2011 World Changers (S. Truett Cathy) 23“It’s nice to be with you today. It’s nice to be anywhere when you are 90 years old.” That is how S. Truett Cathy began his acceptance speech when he was inducted into the Indiana Wesleyan University Society of World Changers three years ago.

He had a knack for making people laugh, but he also had a way of making us think about things in ways we hadn’t before. Cathy’s recent passing at the age of 93 gives us reason to remember his life and to learn from how he lived.

The founder and chief executive officer of Chick-fil-A, Cathy started the business in 1946 when he and his brother opened a small diner in Atlanta, Georgia. The restaurant prospered and in 1967 Cathy opened the first Chick-fil-A restaurant.

Life was simple for Cathy saying, “If you make good choices, you will get good results. Bad choices, bad results.”

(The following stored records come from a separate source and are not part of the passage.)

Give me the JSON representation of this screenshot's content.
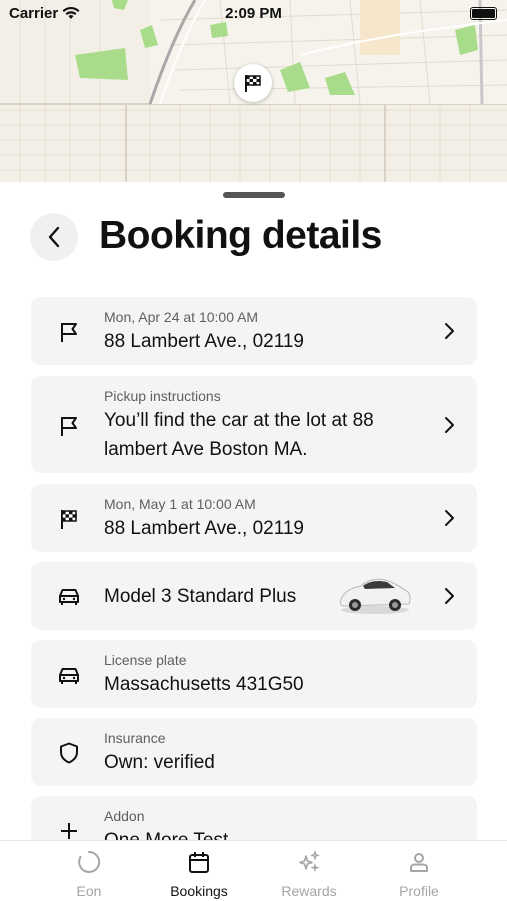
{
  "status_bar": {
    "carrier": "Carrier",
    "time": "2:09 PM"
  },
  "map": {
    "pin_icon": "checkered-flag-icon"
  },
  "header": {
    "title": "Booking details",
    "back_icon": "chevron-left-icon"
  },
  "cards": [
    {
      "icon": "flag-icon",
      "sub": "Mon, Apr 24 at 10:00 AM",
      "main": "88 Lambert Ave., 02119",
      "chevron": true
    },
    {
      "icon": "flag-icon",
      "sub": "Pickup instructions",
      "main": "You’ll find the car at the lot at 88 lambert Ave Boston MA.",
      "chevron": true
    },
    {
      "icon": "checkered-flag-icon",
      "sub": "Mon, May 1 at 10:00 AM",
      "main": "88 Lambert Ave., 02119",
      "chevron": true
    },
    {
      "icon": "car-icon",
      "main": "Model 3 Standard Plus",
      "image": "car-thumbnail",
      "chevron": true
    },
    {
      "icon": "car-icon",
      "sub": "License plate",
      "main": "Massachusetts 431G50"
    },
    {
      "icon": "shield-icon",
      "sub": "Insurance",
      "main": "Own: verified"
    },
    {
      "icon": "plus-icon",
      "sub": "Addon",
      "main": "One More Test"
    }
  ],
  "tabs": [
    {
      "label": "Eon",
      "icon": "eon-icon",
      "active": false
    },
    {
      "label": "Bookings",
      "icon": "calendar-icon",
      "active": true
    },
    {
      "label": "Rewards",
      "icon": "sparkle-icon",
      "active": false
    },
    {
      "label": "Profile",
      "icon": "person-icon",
      "active": false
    }
  ],
  "colors": {
    "card_bg": "#f4f4f4",
    "inactive_tab": "#a5a5a5",
    "map_bg": "#f3efe6",
    "park_green": "#a9dc8a"
  }
}
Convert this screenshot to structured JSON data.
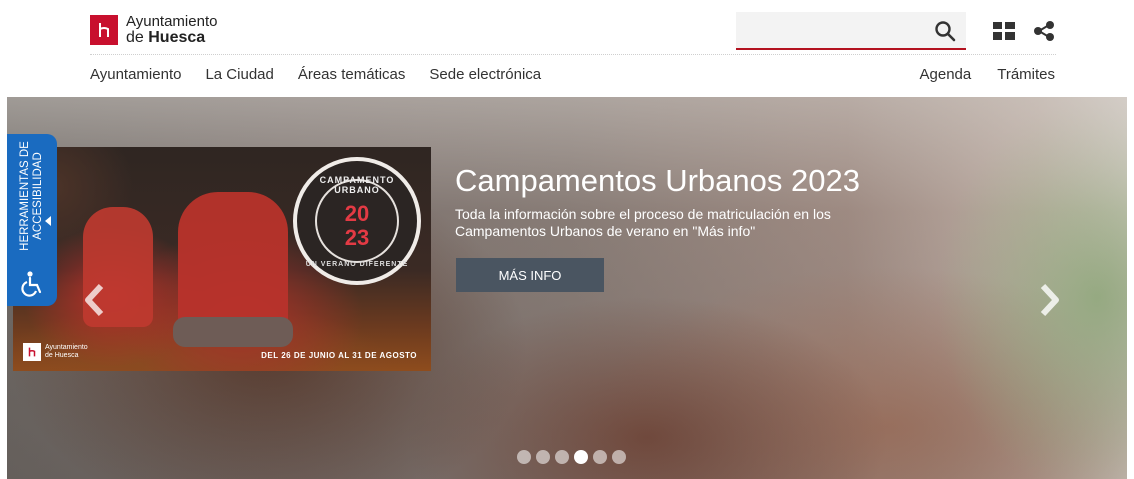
{
  "header": {
    "logo_line1": "Ayuntamiento",
    "logo_line2_prefix": "de",
    "logo_line2_bold": "Huesca",
    "search": {
      "placeholder": "",
      "icon": "search-icon"
    },
    "icons": [
      "grid-icon",
      "share-icon"
    ]
  },
  "nav": {
    "left": [
      "Ayuntamiento",
      "La Ciudad",
      "Áreas temáticas",
      "Sede electrónica"
    ],
    "right": [
      "Agenda",
      "Trámites"
    ]
  },
  "accessibility": {
    "line1": "HERRAMIENTAS DE",
    "line2": "ACCESIBILIDAD",
    "icon": "wheelchair-icon"
  },
  "hero": {
    "title": "Campamentos Urbanos 2023",
    "text": "Toda la información sobre el proceso de matriculación en los Campamentos Urbanos de verano en \"Más info\"",
    "button": "MÁS INFO",
    "image": {
      "badge_top": "CAMPAMENTO URBANO",
      "badge_year_1": "20",
      "badge_year_2": "23",
      "badge_bottom": "UN VERANO DIFERENTE",
      "logo_line1": "Ayuntamiento",
      "logo_line2": "de Huesca",
      "dates": "DEL 26 DE JUNIO AL 31 DE AGOSTO"
    },
    "slides_count": 6,
    "active_slide_index": 3
  },
  "colors": {
    "brand_red": "#c8102e",
    "accessibility_blue": "#1a6bc0",
    "button_gray": "#4a5561"
  }
}
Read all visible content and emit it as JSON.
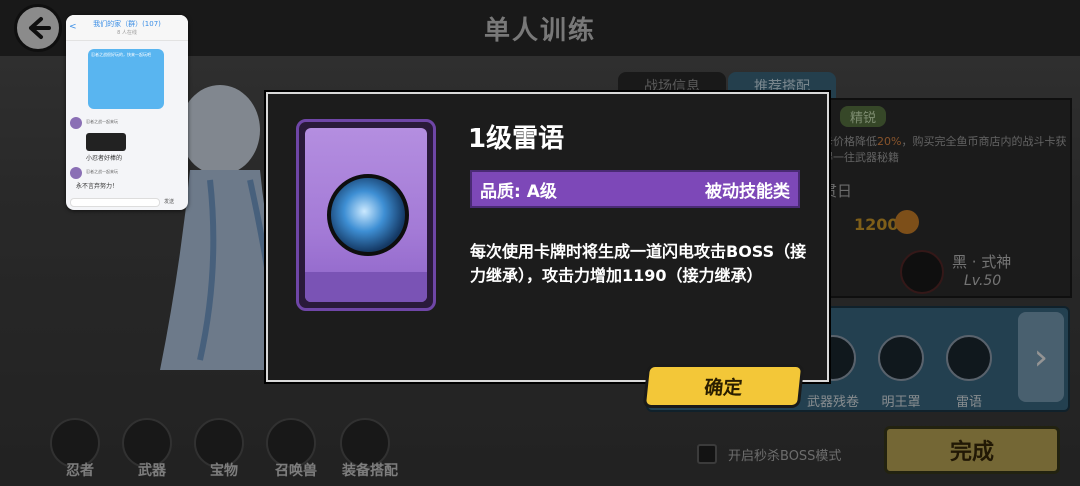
{
  "header": {
    "title": "单人训练"
  },
  "tabs": [
    {
      "label": "战场信息"
    },
    {
      "label": "推荐搭配"
    }
  ],
  "right_panel": {
    "badge": "精锐",
    "note_pre": "卡价格降低",
    "note_percent": "20%",
    "note_post": "，购买完全鱼币商店内的战斗卡获得一往武器秘籍",
    "day_label": "贯日",
    "coin_value": "1200",
    "shishen_name": "黑 · 式神",
    "shishen_level": "Lv.50"
  },
  "skill_slots": [
    {
      "label": "武器残卷"
    },
    {
      "label": "明王罩"
    },
    {
      "label": "雷语"
    }
  ],
  "bottom_nav": [
    {
      "label": "忍者"
    },
    {
      "label": "武器"
    },
    {
      "label": "宝物"
    },
    {
      "label": "召唤兽"
    },
    {
      "label": "装备搭配"
    }
  ],
  "instakill": {
    "label": "开启秒杀BOSS模式"
  },
  "done_button": "完成",
  "modal": {
    "skill_name": "1级雷语",
    "quality": "品质: A级",
    "category": "被动技能类",
    "description": "每次使用卡牌时将生成一道闪电攻击BOSS（接力继承），攻击力增加1190（接力继承）",
    "confirm_button": "确定"
  },
  "chat": {
    "back": "<",
    "title": "我们的家（群）(107)",
    "subtitle": "8 人在线",
    "bubble": "忍者之战很好玩的，快来一起玩吧",
    "msg_1": "忍者之战一起来玩",
    "msg_2": "忍者之战一起来玩",
    "caption": "小忍者好棒的",
    "reply": "永不言弃努力！",
    "send": "发送"
  },
  "colors": {
    "accent_purple": "#7d48b8",
    "confirm_yellow": "#f3c738",
    "skill_bar_blue": "#3d6e8a"
  }
}
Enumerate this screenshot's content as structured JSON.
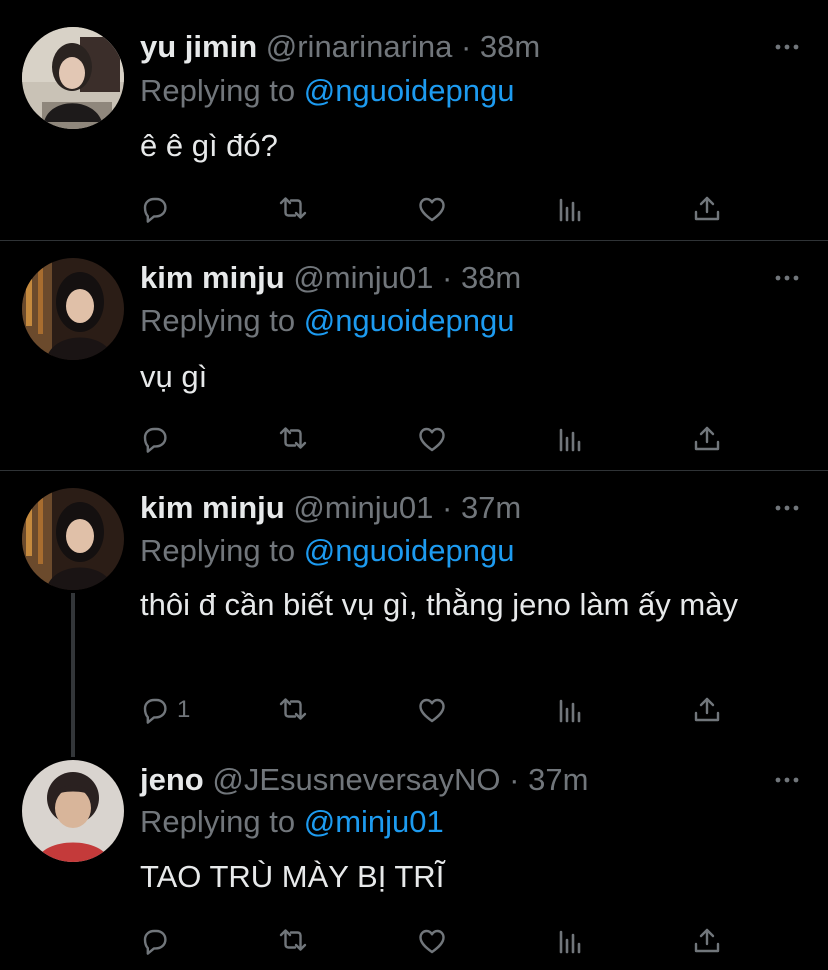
{
  "tweets": [
    {
      "name": "yu jimin",
      "handle": "@rinarinarina",
      "separator": "·",
      "time": "38m",
      "replying_prefix": "Replying to",
      "replying_to": "@nguoidepngu",
      "text": "ê ê gì đó?",
      "reply_count": ""
    },
    {
      "name": "kim minju",
      "handle": "@minju01",
      "separator": "·",
      "time": "38m",
      "replying_prefix": "Replying to",
      "replying_to": "@nguoidepngu",
      "text": "vụ gì",
      "reply_count": ""
    },
    {
      "name": "kim minju",
      "handle": "@minju01",
      "separator": "·",
      "time": "37m",
      "replying_prefix": "Replying to",
      "replying_to": "@nguoidepngu",
      "text": "thôi đ cần biết vụ gì, thằng jeno làm ấy mày",
      "reply_count": "1"
    },
    {
      "name": "jeno",
      "handle": "@JEsusneversayNO",
      "separator": "·",
      "time": "37m",
      "replying_prefix": "Replying to",
      "replying_to": "@minju01",
      "text": "TAO TRÙ MÀY BỊ TRĨ",
      "reply_count": ""
    }
  ],
  "colors": {
    "background": "#000000",
    "text": "#e7e9ea",
    "muted": "#71767b",
    "link": "#1d9bf0",
    "divider": "#2f3336"
  },
  "icons": [
    "more-icon",
    "reply-icon",
    "retweet-icon",
    "like-icon",
    "analytics-icon",
    "share-icon"
  ]
}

Cathy built his life and business on hard work, humility, and biblical principles. He was a member of the First Baptist Church in Jonesboro, Georgia, where he taught the same Sunday school class for more than 50 years.

All Chick-fil-A restaurants operate with a “Closed-on-Sunday” policy, without exception. Cathy believed that giving employees Sunday off as a day for family, worship, fellowship, or rest communicated how Chick-fil-A views spiritual life and how it feels about its people.

In his address to IWU students, Cathy urged everyone to think about their impact on others. “You must realize the impact we have on other people,” said Cathy. “Even though you are being prepared to change the world, make sure you take care of your next-door neighbor as well.”

Cathy always felt called to serve people. His WinShape Foundation, founded in 1984, grew from his desire to “shape winners” by helping young people succeed in life through scholarships and other youth-support programs.

Cathy was a dedicated husband, father, and grandfather. He was constantly striving to be the best he could be in every area of his life.

At the end of his speech, Cathy left us with a question—simple, yet profound.

“So the question is, to Truett Cathy as well as to each of you, why not be our best at all times. Why not? Why not? Why not?” – S. Truett Cathy